Bookham's initial public offering made a billionaire of president and chief executive Andrew Rickman, who founded the company 11 years ago and still owns just over 25 percent. His achievements at Bookham this week even got royal recognition, when Queen Elizabeth awarded Rickman the Order of the British Empire, a civil order of merit.
Breakthrough promises technological advance
Based in Oxfordshire, England, the company's breakthrough is in devising components based on silicon - the stuff of computer microchips -- that integrates the functions of several optical components currently used in fiber networks. These optical integrated circuits, which can be used to create, guide, amplify, combine and separate light signals, can replace an array of older-fashioned components including lasers, lenses and filters, and can combine several functions on a single chip. As the demand for data carriage capacity - or bandwidth - mushrooms, the need for such nimble components is expected to soar.
"Bookham (BKHM: Research, Estimates) is operating in a high-growth area," says Paul Kavanagh, a partner at London stockbroker Killik & Co. "The market will be worth some $20 billion a year by 2003 - the stock is worth every bit of its valuation."
Kavanagh recommends the stock as a "buy", advising investors to tuck it away for at least three years, explaining: "The technology they have developed has been a long time in the making - that makes it difficult for regular component manufacturers to replicate."
Bookham's approach of putting a range of optical functions onto a silicon wafer - which can be relatively cheaply made, using mass-production techniques standardized in the semiconductor industry -- contrasts with the current state of the art among makers of fiber-optic components.
"Component manufacturing is experiencing extreme supply bottlenecks," wrote analysts at Goldman Sachs, which acts as investment banker to Bookham, in a recent research report on the U.K. company. "The industry is currently made up of engineers with tweezers laboring under microscopes to produce optical components." Such inefficiency not only keeps component prices high, but is producing pent-up demand for the devices needed to fire up the Internet's speed and capacity.
High growth rates in prospect
Goldman predicts that Bookham's sales of £3.5 million last year will turn into £25.5 million in 2000 and £62.9 million in calendar 2001. For the four-year period from 1999 to 2003, the analysts predict a growth rate averaging 260 percent a year. That, they say, would justify a share price of £50, because the forecast rate of annual sales growth is about five times the pace Goldman expects to see at makers of conventional components, such as Silicon Valley-based JDS Uniphase (JDSU: Research, Estimates) and SDL (SDLI: Research, Estimates).

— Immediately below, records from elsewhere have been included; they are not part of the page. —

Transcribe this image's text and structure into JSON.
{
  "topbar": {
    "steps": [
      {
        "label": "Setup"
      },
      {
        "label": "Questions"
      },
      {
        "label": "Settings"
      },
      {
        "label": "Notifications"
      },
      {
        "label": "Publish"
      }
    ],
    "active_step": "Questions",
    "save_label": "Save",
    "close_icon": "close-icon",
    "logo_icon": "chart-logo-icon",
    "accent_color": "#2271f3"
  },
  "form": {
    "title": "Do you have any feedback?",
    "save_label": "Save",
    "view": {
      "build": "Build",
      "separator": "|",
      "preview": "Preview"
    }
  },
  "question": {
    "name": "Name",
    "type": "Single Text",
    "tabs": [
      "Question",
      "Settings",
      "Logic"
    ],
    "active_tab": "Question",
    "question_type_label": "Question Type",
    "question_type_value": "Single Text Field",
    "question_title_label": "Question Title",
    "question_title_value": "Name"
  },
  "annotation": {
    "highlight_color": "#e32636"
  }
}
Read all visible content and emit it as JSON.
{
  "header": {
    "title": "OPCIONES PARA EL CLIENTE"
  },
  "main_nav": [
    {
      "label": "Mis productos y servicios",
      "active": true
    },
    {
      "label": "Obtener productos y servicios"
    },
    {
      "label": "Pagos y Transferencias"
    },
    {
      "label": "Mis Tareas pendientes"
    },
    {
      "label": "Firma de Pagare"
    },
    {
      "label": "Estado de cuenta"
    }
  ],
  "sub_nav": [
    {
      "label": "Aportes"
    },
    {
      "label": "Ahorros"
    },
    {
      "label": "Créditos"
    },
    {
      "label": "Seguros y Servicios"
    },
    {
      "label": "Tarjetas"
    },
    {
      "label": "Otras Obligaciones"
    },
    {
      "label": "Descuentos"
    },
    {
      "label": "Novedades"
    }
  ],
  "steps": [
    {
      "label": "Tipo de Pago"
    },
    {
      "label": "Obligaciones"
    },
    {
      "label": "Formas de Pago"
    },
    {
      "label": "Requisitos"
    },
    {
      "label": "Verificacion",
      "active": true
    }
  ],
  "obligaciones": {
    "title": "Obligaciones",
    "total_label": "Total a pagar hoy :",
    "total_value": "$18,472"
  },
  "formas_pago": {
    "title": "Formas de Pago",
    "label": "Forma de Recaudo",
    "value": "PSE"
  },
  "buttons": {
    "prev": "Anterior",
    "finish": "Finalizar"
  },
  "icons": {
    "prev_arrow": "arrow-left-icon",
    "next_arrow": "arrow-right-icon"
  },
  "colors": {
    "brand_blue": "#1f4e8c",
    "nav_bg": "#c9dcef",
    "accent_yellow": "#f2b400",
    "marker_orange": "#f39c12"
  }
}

Profit will take a little longer to emerge, but Bookham is forecast to move into the black in 2001. Last year's loss was £16.1 million, and the Goldman Sachs report sees that widening to more than £17 million in 2000 while the costs of investing and expanding output outweigh commercial revenues.
Although Bookham has already vaulted into the FTSE 100 index, it is still in its start-up phase in many ways. Founded in 1989, it launched its first product as recently as 1997, a year before Cisco and Intel together invested £20 million to help fund the company's development, with U.S. cable-TV equipment maker Scientific-Atlanta (SFA: Research, Estimates) pitching in as a shareholder last year.
With the major expansion of production still to come, analysts warn that the company's ability to transform itself from a startup with a bright idea into a mass producer of components for global customers is still to be proven. How well CEO Rickman and his team manage that growth will dictate whether the shares live up to their lofty valuation.